Olgierd Dokalski - tumpet, project concept
Wojciech Kwapiński - guitar
Oori Shalev - drums, percussion
Zeger Vandenbussche -saxophones, clarinet, Jew's harp
For all the incredible diversity and richness of the 24th Krakow Jewish Culture Festival I am a bit dissapointed with the lack of representation of the new polish jewish music. In the previous years the festival would present to its international audience such bands as Shofar, Cukunft, Alte Zachen, Ircha Clarinet Quartet or Riverloam Trio (it's no coincidence of course all of the aforementioned feature either Raphael Roginski or Mikolaj Trzaska or both - no doubt two of the most prominent figures of the rising scene). In order to make up for it, I invite you to check the below albums which I believe to be among the most successful entries in the genre within the last years:
And now let's move to Nor Cold which is thus added to the above list.
I believe most of us when we hear the phrase "jewish music" have in mind the joyful virtuoso tempos of folk wedding songs. A kind of music that demands mad skills, showmanship and ability to tolerate great amounts of food and alcohol. And that would be klezmer.
Sephardic music is a different kind of art alltogether. A music of meditation, of prayer, of feeling. There are no ego shiny solos rather a constant interlining of instruments, an amalgam of melodies. The drumming is subtle and melodic, even one of the most rhythmically driven pieces of the album "The Thief" with its noir-atmosphere. Most of the times the music is volatile, with lofty melodies raised by the trumpet and saxophone frontline, emerging from the mist.
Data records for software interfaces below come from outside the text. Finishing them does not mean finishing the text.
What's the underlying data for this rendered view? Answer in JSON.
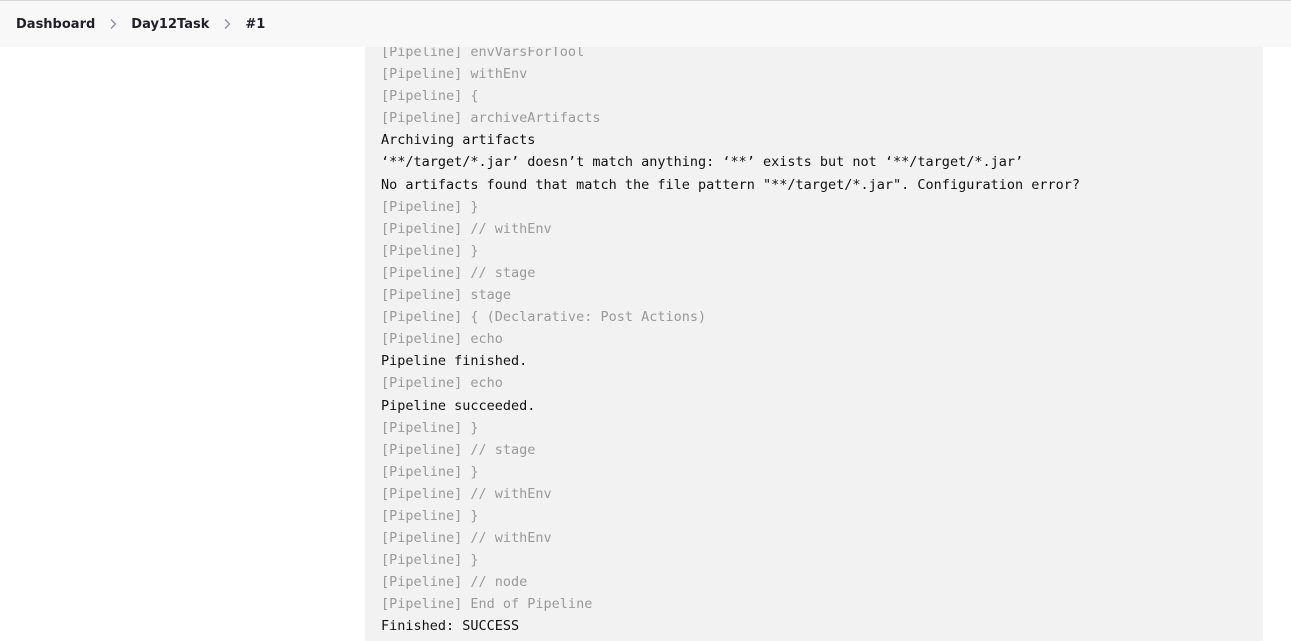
{
  "breadcrumb": {
    "items": [
      {
        "label": "Dashboard"
      },
      {
        "label": "Day12Task"
      },
      {
        "label": "#1"
      }
    ],
    "separator_icon": "chevron-right-icon"
  },
  "console": {
    "lines": [
      {
        "text": "[Pipeline] envVarsForTool",
        "kind": "pipeline"
      },
      {
        "text": "[Pipeline] withEnv",
        "kind": "pipeline"
      },
      {
        "text": "[Pipeline] {",
        "kind": "pipeline"
      },
      {
        "text": "[Pipeline] archiveArtifacts",
        "kind": "pipeline"
      },
      {
        "text": "Archiving artifacts",
        "kind": "output"
      },
      {
        "text": "‘**/target/*.jar’ doesn’t match anything: ‘**’ exists but not ‘**/target/*.jar’",
        "kind": "output"
      },
      {
        "text": "No artifacts found that match the file pattern \"**/target/*.jar\". Configuration error?",
        "kind": "output"
      },
      {
        "text": "[Pipeline] }",
        "kind": "pipeline"
      },
      {
        "text": "[Pipeline] // withEnv",
        "kind": "pipeline"
      },
      {
        "text": "[Pipeline] }",
        "kind": "pipeline"
      },
      {
        "text": "[Pipeline] // stage",
        "kind": "pipeline"
      },
      {
        "text": "[Pipeline] stage",
        "kind": "pipeline"
      },
      {
        "text": "[Pipeline] { (Declarative: Post Actions)",
        "kind": "pipeline"
      },
      {
        "text": "[Pipeline] echo",
        "kind": "pipeline"
      },
      {
        "text": "Pipeline finished.",
        "kind": "output"
      },
      {
        "text": "[Pipeline] echo",
        "kind": "pipeline"
      },
      {
        "text": "Pipeline succeeded.",
        "kind": "output"
      },
      {
        "text": "[Pipeline] }",
        "kind": "pipeline"
      },
      {
        "text": "[Pipeline] // stage",
        "kind": "pipeline"
      },
      {
        "text": "[Pipeline] }",
        "kind": "pipeline"
      },
      {
        "text": "[Pipeline] // withEnv",
        "kind": "pipeline"
      },
      {
        "text": "[Pipeline] }",
        "kind": "pipeline"
      },
      {
        "text": "[Pipeline] // withEnv",
        "kind": "pipeline"
      },
      {
        "text": "[Pipeline] }",
        "kind": "pipeline"
      },
      {
        "text": "[Pipeline] // node",
        "kind": "pipeline"
      },
      {
        "text": "[Pipeline] End of Pipeline",
        "kind": "pipeline"
      },
      {
        "text": "Finished: SUCCESS",
        "kind": "output"
      }
    ]
  },
  "colors": {
    "pipeline_text": "#999999",
    "output_text": "#111111",
    "console_background": "#f2f2f2",
    "topbar_background": "#f8f8f9"
  }
}
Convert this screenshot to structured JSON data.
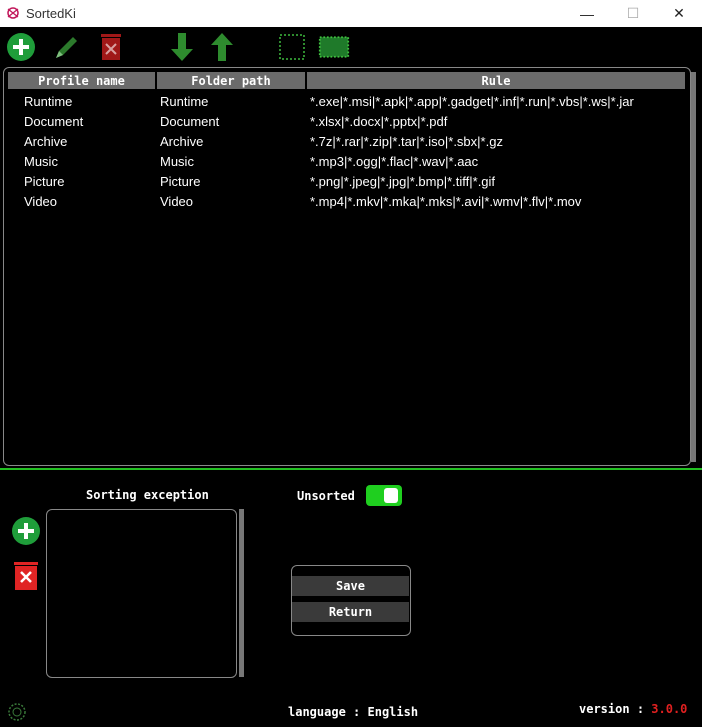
{
  "window": {
    "title": "SortedKi",
    "minimize": "—",
    "maximize": "☐",
    "close": "✕"
  },
  "table": {
    "headers": [
      "Profile name",
      "Folder path",
      "Rule"
    ],
    "rows": [
      [
        "Runtime",
        "Runtime",
        "*.exe|*.msi|*.apk|*.app|*.gadget|*.inf|*.run|*.vbs|*.ws|*.jar"
      ],
      [
        "Document",
        "Document",
        "*.xlsx|*.docx|*.pptx|*.pdf"
      ],
      [
        "Archive",
        "Archive",
        "*.7z|*.rar|*.zip|*.tar|*.iso|*.sbx|*.gz"
      ],
      [
        "Music",
        "Music",
        "*.mp3|*.ogg|*.flac|*.wav|*.aac"
      ],
      [
        "Picture",
        "Picture",
        "*.png|*.jpeg|*.jpg|*.bmp|*.tiff|*.gif"
      ],
      [
        "Video",
        "Video",
        "*.mp4|*.mkv|*.mka|*.mks|*.avi|*.wmv|*.flv|*.mov"
      ]
    ]
  },
  "exceptions": {
    "title": "Sorting exception"
  },
  "unsorted": {
    "label": "Unsorted",
    "enabled": true
  },
  "actions": {
    "save": "Save",
    "return": "Return"
  },
  "footer": {
    "language_label": "language",
    "language_sep": ":",
    "language_value": "English",
    "version_label": "version",
    "version_sep": ":",
    "version_value": "3.0.0"
  },
  "colors": {
    "accent": "#22c022",
    "danger": "#cc1f1f",
    "header_bg": "#6b6b6b"
  }
}
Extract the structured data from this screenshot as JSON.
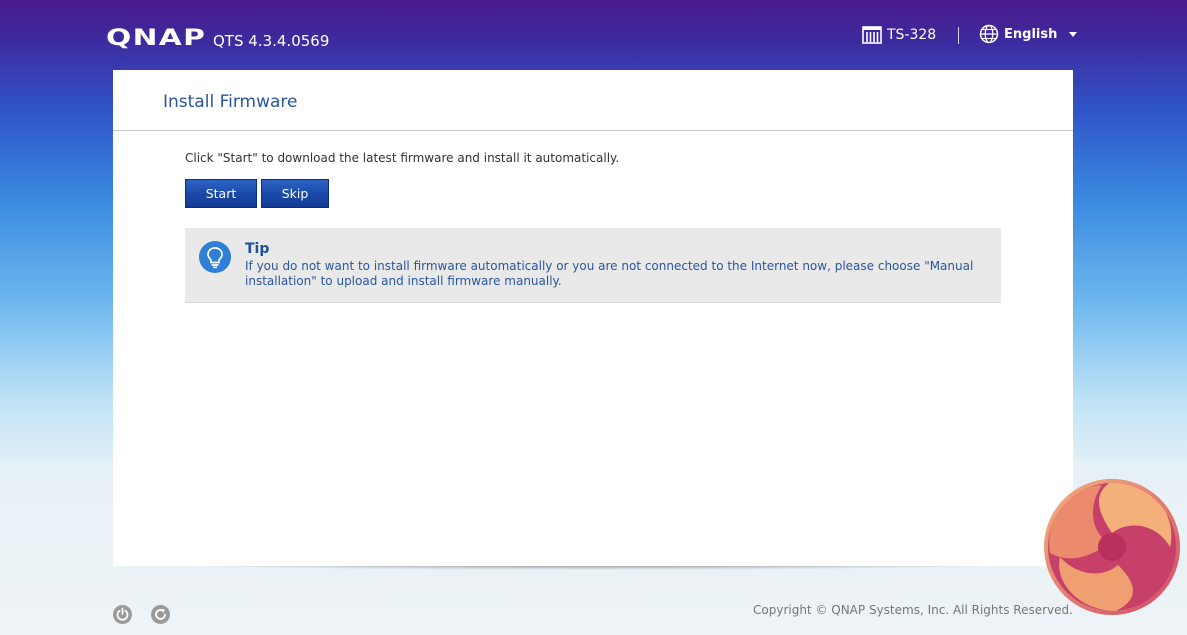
{
  "header": {
    "logo": "QNAP",
    "version": "QTS 4.3.4.0569",
    "model": "TS-328",
    "language": "English"
  },
  "panel": {
    "title": "Install Firmware",
    "description": "Click \"Start\" to download the latest firmware and install it automatically.",
    "buttons": {
      "start": "Start",
      "skip": "Skip"
    },
    "tip": {
      "title": "Tip",
      "text_before": "If you do not want to install firmware automatically or you are not connected to the Internet now, please choose ",
      "link": "\"Manual installation\"",
      "text_after": " to upload and install firmware manually."
    }
  },
  "footer": {
    "copyright": "Copyright © QNAP Systems, Inc. All Rights Reserved."
  },
  "icons": [
    "nas-icon",
    "globe-icon",
    "chevron-down-icon",
    "lightbulb-icon",
    "power-icon",
    "restart-icon"
  ],
  "colors": {
    "accent": "#2a56a0",
    "button": "#1a48a8",
    "header": "#4a1a8c"
  }
}
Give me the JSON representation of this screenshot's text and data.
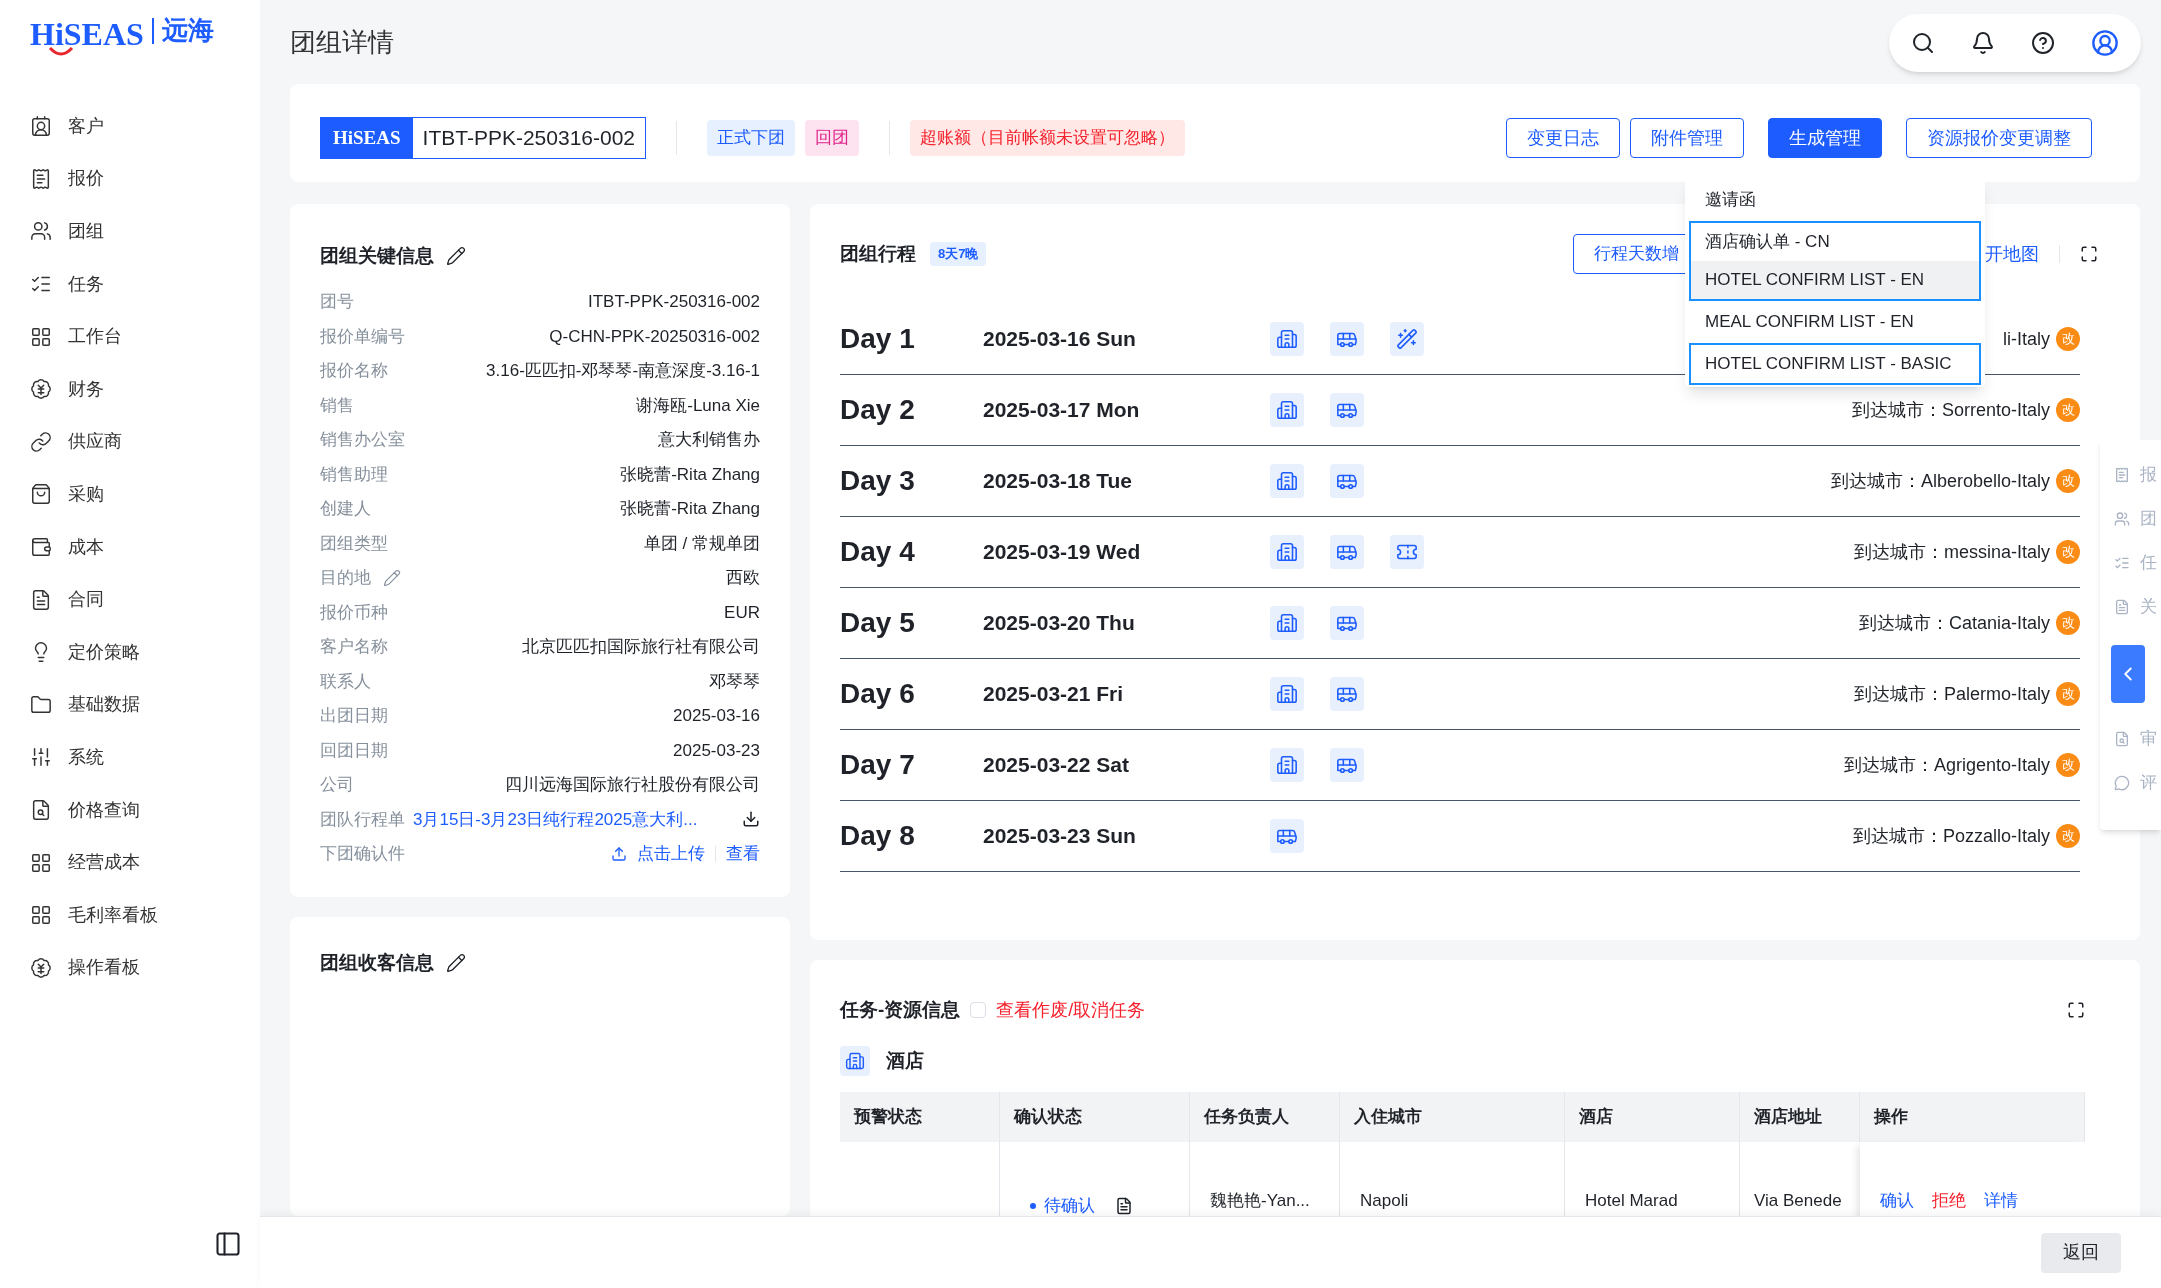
{
  "logo": {
    "brand": "HiSEAS",
    "name": "远海"
  },
  "sidebar": {
    "items": [
      {
        "label": "客户"
      },
      {
        "label": "报价"
      },
      {
        "label": "团组"
      },
      {
        "label": "任务"
      },
      {
        "label": "工作台"
      },
      {
        "label": "财务"
      },
      {
        "label": "供应商"
      },
      {
        "label": "采购"
      },
      {
        "label": "成本"
      },
      {
        "label": "合同"
      },
      {
        "label": "定价策略"
      },
      {
        "label": "基础数据"
      },
      {
        "label": "系统"
      },
      {
        "label": "价格查询"
      },
      {
        "label": "经营成本"
      },
      {
        "label": "毛利率看板"
      },
      {
        "label": "操作看板"
      }
    ]
  },
  "page_title": "团组详情",
  "header": {
    "badge_brand": "HiSEAS",
    "group_no": "ITBT-PPK-250316-002",
    "tags": [
      {
        "label": "正式下团",
        "kind": "info"
      },
      {
        "label": "回团",
        "kind": "pink"
      },
      {
        "label": "超账额（目前帐额未设置可忽略）",
        "kind": "danger"
      }
    ],
    "buttons": [
      {
        "label": "变更日志",
        "primary": false
      },
      {
        "label": "附件管理",
        "primary": false
      },
      {
        "label": "生成管理",
        "primary": true
      },
      {
        "label": "资源报价变更调整",
        "primary": false
      }
    ]
  },
  "dropdown": {
    "items": [
      {
        "label": "邀请函",
        "highlighted": false,
        "outlined": false
      },
      {
        "label": "酒店确认单 - CN",
        "highlighted": false,
        "outlined": true
      },
      {
        "label": "HOTEL CONFIRM LIST - EN",
        "highlighted": true,
        "outlined": true
      },
      {
        "label": "MEAL CONFIRM LIST - EN",
        "highlighted": false,
        "outlined": false
      },
      {
        "label": "HOTEL CONFIRM LIST - BASIC",
        "highlighted": false,
        "outlined": true
      }
    ]
  },
  "key_info": {
    "title": "团组关键信息",
    "rows": [
      {
        "label": "团号",
        "value": "ITBT-PPK-250316-002",
        "editable": false
      },
      {
        "label": "报价单编号",
        "value": "Q-CHN-PPK-20250316-002",
        "editable": false
      },
      {
        "label": "报价名称",
        "value": "3.16-匹匹扣-邓琴琴-南意深度-3.16-1",
        "editable": false
      },
      {
        "label": "销售",
        "value": "谢海瓯-Luna Xie",
        "editable": false
      },
      {
        "label": "销售办公室",
        "value": "意大利销售办",
        "editable": false
      },
      {
        "label": "销售助理",
        "value": "张晓蕾-Rita Zhang",
        "editable": false
      },
      {
        "label": "创建人",
        "value": "张晓蕾-Rita Zhang",
        "editable": false
      },
      {
        "label": "团组类型",
        "value": "单团 / 常规单团",
        "editable": false
      },
      {
        "label": "目的地",
        "value": "西欧",
        "editable": true
      },
      {
        "label": "报价币种",
        "value": "EUR",
        "editable": false
      },
      {
        "label": "客户名称",
        "value": "北京匹匹扣国际旅行社有限公司",
        "editable": false
      },
      {
        "label": "联系人",
        "value": "邓琴琴",
        "editable": false
      },
      {
        "label": "出团日期",
        "value": "2025-03-16",
        "editable": false
      },
      {
        "label": "回团日期",
        "value": "2025-03-23",
        "editable": false
      },
      {
        "label": "公司",
        "value": "四川远海国际旅行社股份有限公司",
        "editable": false
      }
    ],
    "itinerary_file": {
      "label": "团队行程单",
      "value": "3月15日-3月23日纯行程2025意大利..."
    },
    "confirm_file": {
      "label": "下团确认件",
      "upload": "点击上传",
      "view": "查看"
    }
  },
  "guest_info": {
    "title": "团组收客信息"
  },
  "itinerary": {
    "title": "团组行程",
    "badge": "8天7晚",
    "add_button": "行程天数增",
    "map_link": "开地图",
    "days": [
      {
        "day": "Day 1",
        "date": "2025-03-16 Sun",
        "services": [
          {
            "kind": "hotel"
          },
          {
            "kind": "bus"
          },
          {
            "kind": "activity"
          }
        ],
        "city": "li-Italy",
        "edit": "改"
      },
      {
        "day": "Day 2",
        "date": "2025-03-17 Mon",
        "services": [
          {
            "kind": "hotel"
          },
          {
            "kind": "bus"
          }
        ],
        "city": "到达城市：Sorrento-Italy",
        "edit": "改"
      },
      {
        "day": "Day 3",
        "date": "2025-03-18 Tue",
        "services": [
          {
            "kind": "hotel"
          },
          {
            "kind": "bus"
          }
        ],
        "city": "到达城市：Alberobello-Italy",
        "edit": "改"
      },
      {
        "day": "Day 4",
        "date": "2025-03-19 Wed",
        "services": [
          {
            "kind": "hotel"
          },
          {
            "kind": "bus"
          },
          {
            "kind": "ticket"
          }
        ],
        "city": "到达城市：messina-Italy",
        "edit": "改"
      },
      {
        "day": "Day 5",
        "date": "2025-03-20 Thu",
        "services": [
          {
            "kind": "hotel"
          },
          {
            "kind": "bus"
          }
        ],
        "city": "到达城市：Catania-Italy",
        "edit": "改"
      },
      {
        "day": "Day 6",
        "date": "2025-03-21 Fri",
        "services": [
          {
            "kind": "hotel"
          },
          {
            "kind": "bus"
          }
        ],
        "city": "到达城市：Palermo-Italy",
        "edit": "改"
      },
      {
        "day": "Day 7",
        "date": "2025-03-22 Sat",
        "services": [
          {
            "kind": "hotel"
          },
          {
            "kind": "bus"
          }
        ],
        "city": "到达城市：Agrigento-Italy",
        "edit": "改"
      },
      {
        "day": "Day 8",
        "date": "2025-03-23 Sun",
        "services": [
          {
            "kind": "bus"
          }
        ],
        "city": "到达城市：Pozzallo-Italy",
        "edit": "改"
      }
    ]
  },
  "tasks": {
    "title": "任务-资源信息",
    "show_cancelled": {
      "label": "查看作废/取消任务",
      "checked": false
    },
    "section": "酒店",
    "columns": [
      "预警状态",
      "确认状态",
      "任务负责人",
      "入住城市",
      "酒店",
      "酒店地址",
      "操作"
    ],
    "rows": [
      {
        "status": "待确认",
        "owner": "魏艳艳-Yan...",
        "city": "Napoli",
        "hotel": "Hotel Marad",
        "address": "Via Benede",
        "actions": [
          {
            "label": "确认",
            "kind": "normal"
          },
          {
            "label": "拒绝",
            "kind": "danger"
          },
          {
            "label": "详情",
            "kind": "normal"
          }
        ]
      }
    ]
  },
  "side_panel": {
    "items": [
      {
        "label": "报"
      },
      {
        "label": "团"
      },
      {
        "label": "任"
      },
      {
        "label": "关"
      },
      {
        "label": "审"
      },
      {
        "label": "评"
      }
    ]
  },
  "footer": {
    "back": "返回"
  }
}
There's sadness and frailty hidden in the notes, but also deep passion and empathy. And we should never run out of those in music and life.